• The task: The data below should be restated word for word, pictures omitted.
┌──
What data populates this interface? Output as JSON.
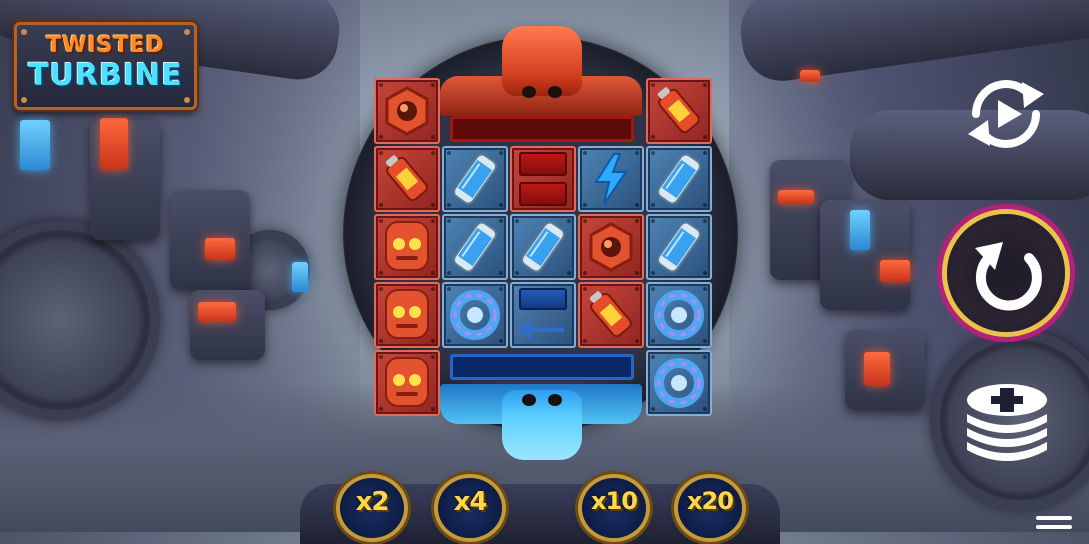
{
  "game": {
    "logo": {
      "line1": "TWISTED",
      "line2": "TURBINE"
    }
  },
  "reels": {
    "grid": [
      [
        "hex-nut-red",
        null,
        null,
        null,
        "battery-red"
      ],
      [
        "battery-red",
        "canister-blue",
        "slot-red",
        "lightning-blue",
        "canister-blue"
      ],
      [
        "robot-red",
        "canister-blue",
        "canister-blue",
        "hex-nut-red",
        "canister-blue"
      ],
      [
        "robot-red",
        "gear-blue",
        "arrow-left-blue",
        "battery-red",
        "gear-blue"
      ],
      [
        "robot-red",
        null,
        null,
        null,
        "gear-blue"
      ]
    ]
  },
  "multipliers": [
    {
      "label": "x2",
      "active": false
    },
    {
      "label": "x4",
      "active": false
    },
    {
      "label": "x10",
      "active": false
    },
    {
      "label": "x20",
      "active": false
    }
  ],
  "controls": {
    "autoplay": "autoplay-icon",
    "spin": "spin-icon",
    "bet": "coin-stack-plus-icon",
    "menu": "hamburger-menu-icon"
  },
  "colors": {
    "red_robot": "#d43e1e",
    "blue_robot": "#5fd0ff",
    "multiplier_text": "#ffd84a",
    "spin_ring": "#b3227a"
  }
}
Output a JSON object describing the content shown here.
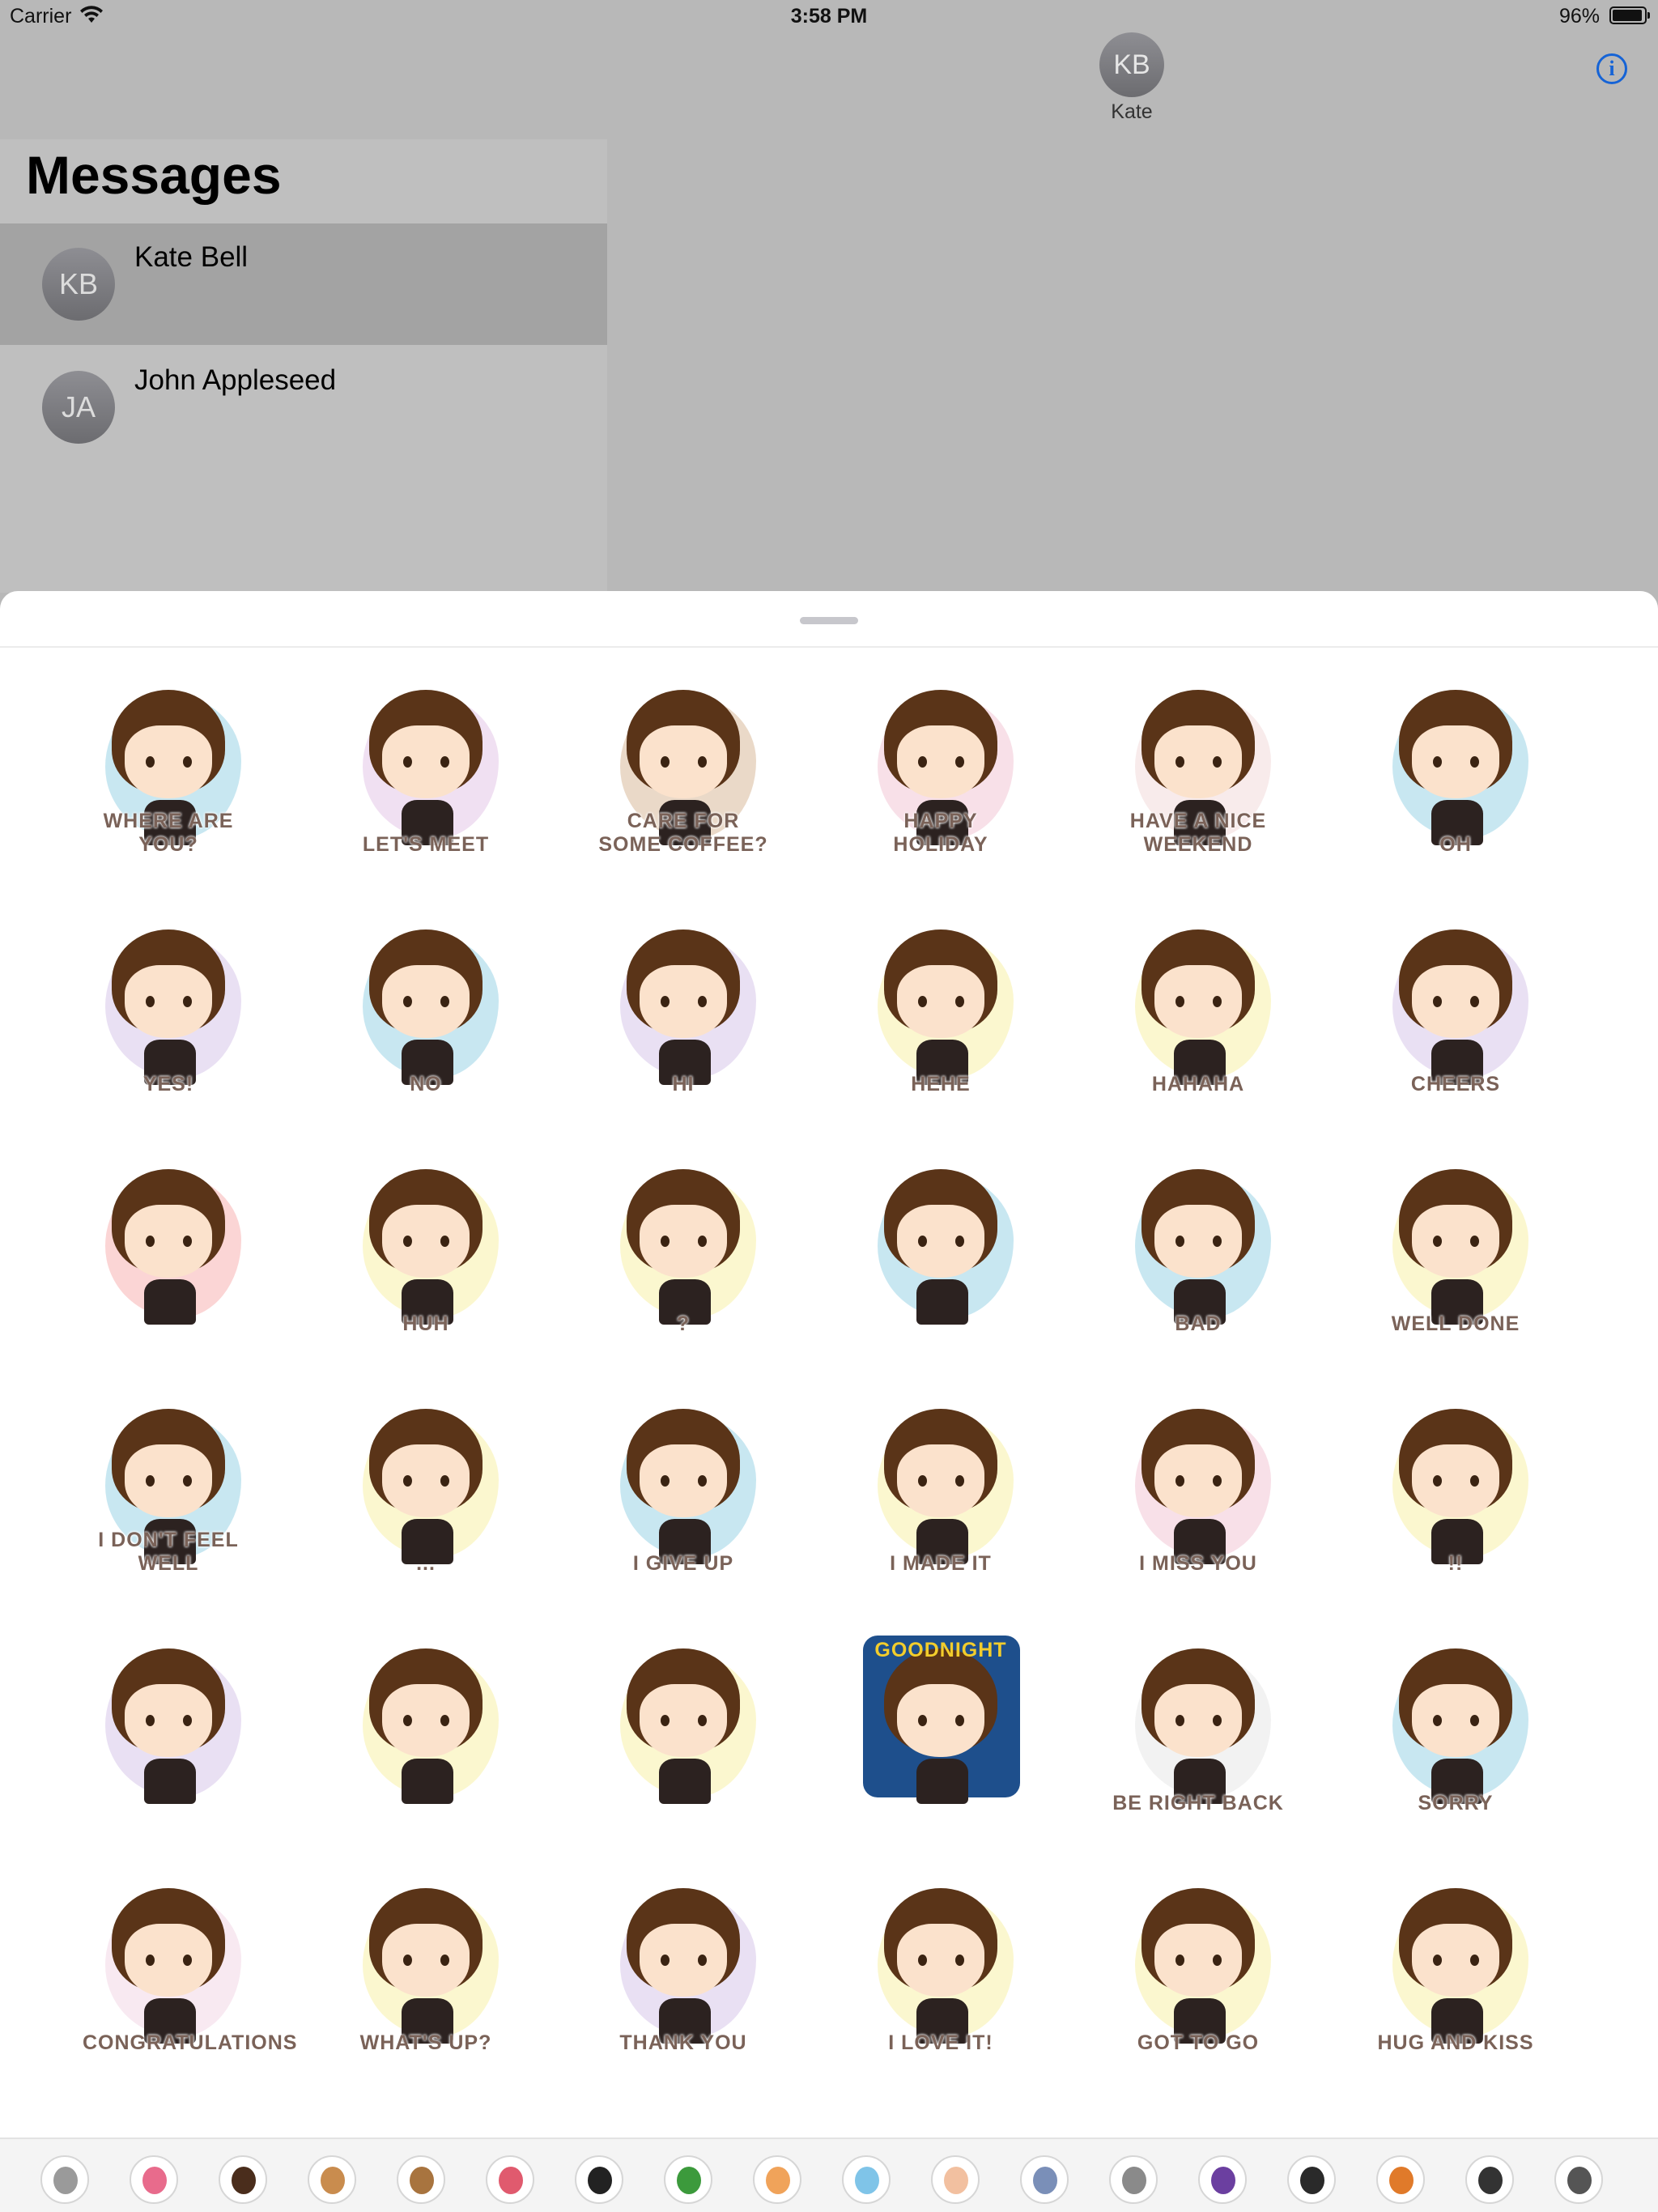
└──
• The completed task:
What data populates this interface? Output as JSON.
{
  "game": {
    "logo": {
      "line1": "TWISTED",
      "line2": "TURBINE"
    }
  },
  "reels": {
    "grid": [
      [
        "hex-nut-red",
        null,
        null,
        null,
        "battery-red"
      ],
      [
        "battery-red",
        "canister-blue",
        "slot-red",
        "lightning-blue",
        "canister-blue"
      ],
      [
        "robot-red",
        "canister-blue",
        "canister-blue",
        "hex-nut-red",
        "canister-blue"
      ],
      [
        "robot-red",
        "gear-blue",
        "arrow-left-blue",
        "battery-red",
        "gear-blue"
      ],
      [
        "robot-red",
        null,
        null,
        null,
        "gear-blue"
      ]
    ]
  },
  "multipliers": [
    {
      "label": "x2",
      "active": false
    },
    {
      "label": "x4",
      "active": false
    },
    {
      "label": "x10",
      "active": false
    },
    {
      "label": "x20",
      "active": false
    }
  ],
  "controls": {
    "autoplay": "autoplay-icon",
    "spin": "spin-icon",
    "bet": "coin-stack-plus-icon",
    "menu": "hamburger-menu-icon"
  },
  "colors": {
    "red_robot": "#d43e1e",
    "blue_robot": "#5fd0ff",
    "multiplier_text": "#ffd84a",
    "spin_ring": "#b3227a"
  }
}
Output a JSON object describing the content shown here.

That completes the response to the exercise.